WHAT IS NEEDED ::
From the first line to the last, print the records exactly, leaving out the pictures.

Source data ::
-------------------------
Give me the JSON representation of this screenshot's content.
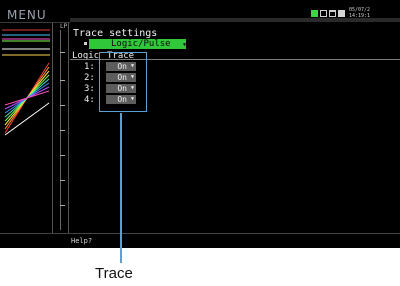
{
  "screen": {
    "menu_label": "MENU",
    "scale_label": "LP",
    "status_icons": [
      "battery-icon",
      "memory-card-icon",
      "display-icon",
      "key-lock-icon"
    ],
    "date": "05/07/2",
    "time": "14:19:1"
  },
  "settings": {
    "title": "Trace settings",
    "mode_value": "Logic/Pulse",
    "columns": {
      "logic": "Logic",
      "trace": "Trace"
    },
    "rows": [
      {
        "label": "1:",
        "value": "On"
      },
      {
        "label": "2:",
        "value": "On"
      },
      {
        "label": "3:",
        "value": "On"
      },
      {
        "label": "4:",
        "value": "On"
      }
    ],
    "help": "Help?"
  },
  "annotation": {
    "callout": "Trace"
  },
  "colors": {
    "background": "#000000",
    "accent_green": "#31c73a",
    "highlight_blue": "#5aa0d8",
    "field_grey": "#5d5d5d"
  }
}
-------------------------
EXERCISE OUTPUT ::
Give me the JSON representation of this screenshot's content.
{
  "screen": {
    "menu_label": "MENU",
    "scale_label": "LP",
    "status_icons": [
      "battery-icon",
      "memory-card-icon",
      "display-icon",
      "key-lock-icon"
    ],
    "date": "05/07/2",
    "time": "14:19:1"
  },
  "settings": {
    "title": "Trace settings",
    "mode_value": "Logic/Pulse",
    "columns": {
      "logic": "Logic",
      "trace": "Trace"
    },
    "rows": [
      {
        "label": "1:",
        "value": "On"
      },
      {
        "label": "2:",
        "value": "On"
      },
      {
        "label": "3:",
        "value": "On"
      },
      {
        "label": "4:",
        "value": "On"
      }
    ],
    "help": "Help?"
  },
  "annotation": {
    "callout": "Trace"
  },
  "colors": {
    "background": "#000000",
    "accent_green": "#31c73a",
    "highlight_blue": "#5aa0d8",
    "field_grey": "#5d5d5d"
  }
}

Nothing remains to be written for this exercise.